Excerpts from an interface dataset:
Start of Block

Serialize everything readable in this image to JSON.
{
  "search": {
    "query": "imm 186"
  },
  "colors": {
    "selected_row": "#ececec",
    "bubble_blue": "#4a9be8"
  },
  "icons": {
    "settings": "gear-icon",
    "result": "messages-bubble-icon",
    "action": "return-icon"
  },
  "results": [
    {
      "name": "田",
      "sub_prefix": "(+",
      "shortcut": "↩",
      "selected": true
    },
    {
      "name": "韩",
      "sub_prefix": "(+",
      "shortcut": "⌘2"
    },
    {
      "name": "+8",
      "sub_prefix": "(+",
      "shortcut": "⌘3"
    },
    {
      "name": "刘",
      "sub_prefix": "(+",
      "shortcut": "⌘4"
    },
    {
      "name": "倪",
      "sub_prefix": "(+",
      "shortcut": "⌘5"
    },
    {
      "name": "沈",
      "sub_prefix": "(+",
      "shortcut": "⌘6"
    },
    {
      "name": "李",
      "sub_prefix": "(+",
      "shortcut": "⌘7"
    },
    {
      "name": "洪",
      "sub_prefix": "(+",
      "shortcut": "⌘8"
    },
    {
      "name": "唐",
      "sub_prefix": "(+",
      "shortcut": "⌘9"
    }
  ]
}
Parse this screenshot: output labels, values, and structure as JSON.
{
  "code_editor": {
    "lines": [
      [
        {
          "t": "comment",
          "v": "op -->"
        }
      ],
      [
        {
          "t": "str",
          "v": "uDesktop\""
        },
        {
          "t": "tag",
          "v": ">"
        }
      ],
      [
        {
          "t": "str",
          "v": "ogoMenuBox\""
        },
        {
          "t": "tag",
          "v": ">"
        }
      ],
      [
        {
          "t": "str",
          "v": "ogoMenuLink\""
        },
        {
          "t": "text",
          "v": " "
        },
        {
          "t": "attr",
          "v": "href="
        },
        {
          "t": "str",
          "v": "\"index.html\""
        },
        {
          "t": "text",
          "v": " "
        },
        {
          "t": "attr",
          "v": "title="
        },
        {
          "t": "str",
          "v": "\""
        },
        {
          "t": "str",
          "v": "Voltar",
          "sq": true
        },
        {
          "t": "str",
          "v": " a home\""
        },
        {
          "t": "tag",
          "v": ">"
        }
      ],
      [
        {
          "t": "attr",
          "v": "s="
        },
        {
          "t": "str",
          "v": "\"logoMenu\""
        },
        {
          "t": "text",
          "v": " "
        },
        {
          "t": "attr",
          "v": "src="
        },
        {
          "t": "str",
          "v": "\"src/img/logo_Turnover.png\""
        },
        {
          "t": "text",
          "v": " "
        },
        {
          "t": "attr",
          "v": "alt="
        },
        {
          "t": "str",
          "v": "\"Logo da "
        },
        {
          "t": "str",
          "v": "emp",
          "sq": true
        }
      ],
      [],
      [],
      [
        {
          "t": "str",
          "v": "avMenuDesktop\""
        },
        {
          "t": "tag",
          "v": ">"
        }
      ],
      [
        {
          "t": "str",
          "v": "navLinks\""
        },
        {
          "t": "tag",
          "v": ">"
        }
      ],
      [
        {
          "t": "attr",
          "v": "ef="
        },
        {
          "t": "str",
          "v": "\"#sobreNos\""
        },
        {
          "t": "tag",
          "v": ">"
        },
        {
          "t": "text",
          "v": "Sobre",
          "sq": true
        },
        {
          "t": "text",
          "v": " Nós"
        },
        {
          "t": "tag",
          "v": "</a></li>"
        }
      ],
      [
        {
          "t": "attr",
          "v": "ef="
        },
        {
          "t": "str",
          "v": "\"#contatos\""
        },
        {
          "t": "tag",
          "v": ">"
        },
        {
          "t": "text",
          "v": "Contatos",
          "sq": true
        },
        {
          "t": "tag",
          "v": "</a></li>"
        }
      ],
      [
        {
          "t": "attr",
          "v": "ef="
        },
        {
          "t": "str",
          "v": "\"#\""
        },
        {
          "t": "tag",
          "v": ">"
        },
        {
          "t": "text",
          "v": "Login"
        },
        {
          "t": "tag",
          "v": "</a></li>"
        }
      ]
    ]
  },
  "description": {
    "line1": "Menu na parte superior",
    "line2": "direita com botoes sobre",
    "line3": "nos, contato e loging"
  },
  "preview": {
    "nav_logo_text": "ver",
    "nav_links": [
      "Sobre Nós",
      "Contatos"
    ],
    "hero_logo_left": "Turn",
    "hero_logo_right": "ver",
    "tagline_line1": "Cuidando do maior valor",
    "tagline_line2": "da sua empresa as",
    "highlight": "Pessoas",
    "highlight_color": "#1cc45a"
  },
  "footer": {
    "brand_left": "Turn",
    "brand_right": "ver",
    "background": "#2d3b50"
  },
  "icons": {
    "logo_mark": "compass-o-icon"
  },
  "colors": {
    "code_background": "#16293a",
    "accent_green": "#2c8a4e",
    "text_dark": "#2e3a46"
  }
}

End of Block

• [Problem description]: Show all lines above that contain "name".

• [Solution to the exercise]:
      "name": "田",
      "name": "韩",
      "name": "+8",
      "name": "刘",
      "name": "倪",
      "name": "沈",
      "name": "李",
      "name": "洪",
      "name": "唐",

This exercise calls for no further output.